James O'Brien 10am - 1pm
Aldi, Lidl and Asda follow rivals Sainsbury's and Tesco in slashing milk prices amid supermarket dairy price war
14 April 2023, 19:55 | Updated: 14 April 2023, 20:05
Aldi, Lidl and Asda have followed rivals Sainsbury's and Tesco in slashing their milk prices amid a dairy price war among supermarkets.
On Friday, Lidl and Aldi announced the price of their respective four-pint own brand bottles would be slashed from £1.65 to £1.55 - mirroring a price drop by Sainsbury's and Tesco earlier this week.
The German retailers often compete with the UK biggest supermarkets over prices.
The latest round of price reductions sees one-pint bottles of own-brand milk dropping by 5p to 90p, with two pints dropping from £1.30 to £1.25.
Asda then announced the same price cut later on Friday.
It followed announcements from Tesco and Sainsbury's on Wednesday and Thursday, respectively.
The price drops will be welcome news to households across the country squeezed by the cost of living, as the price of supermarket staples has soared.
ONS figures have showed the price of food has risen by 18 percent in the 12 months up to February.

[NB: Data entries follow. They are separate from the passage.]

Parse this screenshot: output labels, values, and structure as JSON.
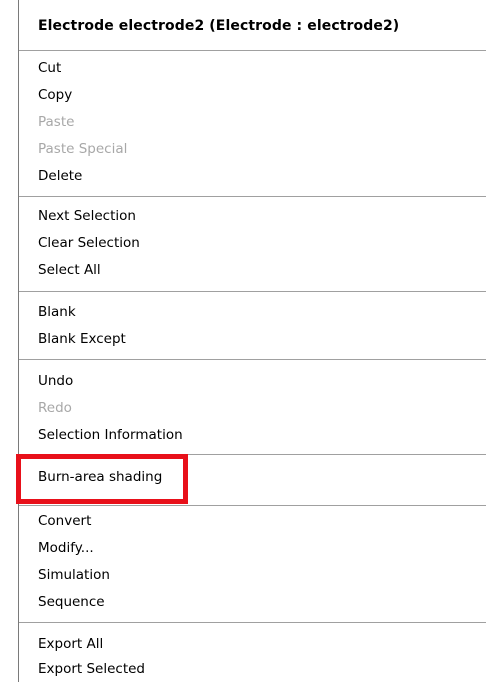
{
  "menu": {
    "title": "Electrode electrode2 (Electrode : electrode2)",
    "groups": [
      [
        {
          "label": "Cut",
          "enabled": true
        },
        {
          "label": "Copy",
          "enabled": true
        },
        {
          "label": "Paste",
          "enabled": false
        },
        {
          "label": "Paste Special",
          "enabled": false
        },
        {
          "label": "Delete",
          "enabled": true
        }
      ],
      [
        {
          "label": "Next Selection",
          "enabled": true
        },
        {
          "label": "Clear Selection",
          "enabled": true
        },
        {
          "label": "Select All",
          "enabled": true
        }
      ],
      [
        {
          "label": "Blank",
          "enabled": true
        },
        {
          "label": "Blank Except",
          "enabled": true
        }
      ],
      [
        {
          "label": "Undo",
          "enabled": true
        },
        {
          "label": "Redo",
          "enabled": false
        },
        {
          "label": "Selection Information",
          "enabled": true
        }
      ],
      [
        {
          "label": "Burn-area shading",
          "enabled": true,
          "highlighted": true
        }
      ],
      [
        {
          "label": "Convert",
          "enabled": true
        },
        {
          "label": "Modify...",
          "enabled": true
        },
        {
          "label": "Simulation",
          "enabled": true
        },
        {
          "label": "Sequence",
          "enabled": true
        }
      ],
      [
        {
          "label": "Export All",
          "enabled": true
        },
        {
          "label": "Export Selected",
          "enabled": true
        }
      ]
    ]
  },
  "colors": {
    "highlight_box": "#e8101a",
    "disabled_text": "#a8a8a8",
    "separator": "#a0a0a0"
  }
}
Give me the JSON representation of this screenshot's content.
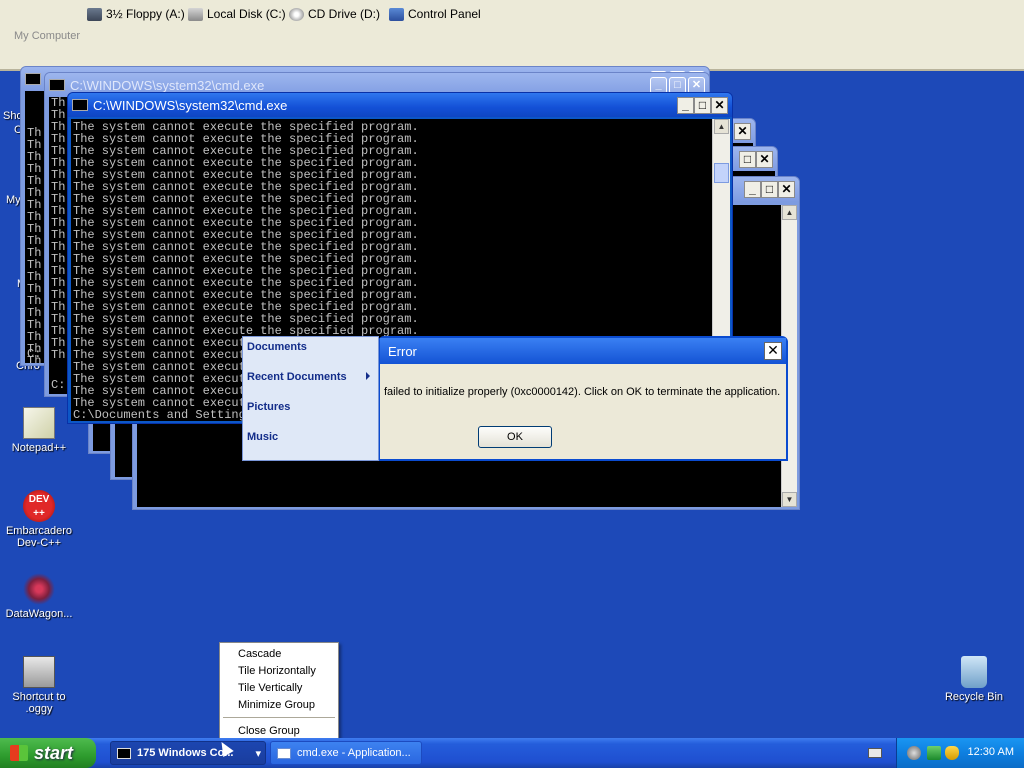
{
  "explorer": {
    "drives": [
      {
        "label": "3½ Floppy (A:)",
        "icon": "floppy-icon"
      },
      {
        "label": "Local Disk (C:)",
        "icon": "disk-icon"
      },
      {
        "label": "CD Drive (D:)",
        "icon": "cd-icon"
      },
      {
        "label": "Control Panel",
        "icon": "control-panel-icon"
      }
    ],
    "address_label": "My Computer"
  },
  "desktop": {
    "partial_labels": {
      "a": "Sho",
      "b": "C",
      "c": "My",
      "d": "M",
      "e": "Chro"
    },
    "icons": [
      {
        "label": "Notepad++",
        "icon": "notepad-plus-plus-icon"
      },
      {
        "label": "Embarcadero Dev-C++",
        "icon": "dev-cpp-icon",
        "badge": "DEV\n++"
      },
      {
        "label": "DataWagon...",
        "icon": "datawagon-icon"
      },
      {
        "label": "Shortcut to .oggy",
        "icon": "shortcut-icon"
      },
      {
        "label": "Recycle Bin",
        "icon": "recycle-bin-icon"
      }
    ]
  },
  "cmd_windows": {
    "title": "C:\\WINDOWS\\system32\\cmd.exe",
    "error_line": "The system cannot execute the specified program.",
    "prompt": "C:\\Documents and Settings\\...",
    "back_prompt_1": "C:",
    "back_prompt_2": "C:",
    "back_line_prefix": "Th"
  },
  "error_dialog": {
    "title": "Error",
    "message": "failed to initialize properly (0xc0000142). Click on OK to terminate the application.",
    "ok_label": "OK",
    "close_glyph": "✕"
  },
  "flyout": {
    "items": [
      "Documents",
      "Recent Documents",
      "Pictures",
      "Music"
    ]
  },
  "context_menu": {
    "items": [
      "Cascade",
      "Tile Horizontally",
      "Tile Vertically",
      "Minimize Group"
    ],
    "close_item": "Close Group"
  },
  "taskbar": {
    "start_label": "start",
    "tasks": [
      "175 Windows Co...",
      "cmd.exe - Application..."
    ],
    "clock": "12:30 AM"
  },
  "colors": {
    "desktop": "#1d49b8",
    "titlebar_active": "#1350d6",
    "start_green": "#2e9c2e"
  }
}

Morrison's, Iceland and Ocado are currently still pricing four pints at £1.65 with Waitrose at £1.70 and the Co-Op at a £1.85.
A Lidl spokesperson said the latest of its price drops wouldn't impact farmers, while Asda said it had taken "swift action" to support customers facing hard times with the cost of living.
Asda CCO Kris Comerford said: "Our latest income tracker shows over 11 million families in the UK don't have enough income to cover their weekly expenses, which is why we have invested to protect our customers through the cost of living crisis and have taken swift action to reduce the price of milk as commodity prices have eased.
"This is on top of the hundreds of prices lowered in our stories every week."
The decision by supermarkets to start reducing prices has been hailed by experts, with Laith Khalaf from investment firm AJ Bell saying it shows "some light at the end of the inflationary tunnel".
Speaking the BBC, Mr Khalaf, the company's head of the investment analysis, said: "It also suggests that the UK's fiercely competitive supermarket sector isn't simply going to cash in on profits as wholesale cost fall, because there's always a competitor waiting in the wings to do some undercutting."
Chris Daly, CEO of the Chartered Institute of Marketing told the MailOnline that the price drops represent "a positive sign that price rises for the average weekly shop could be starting to ease".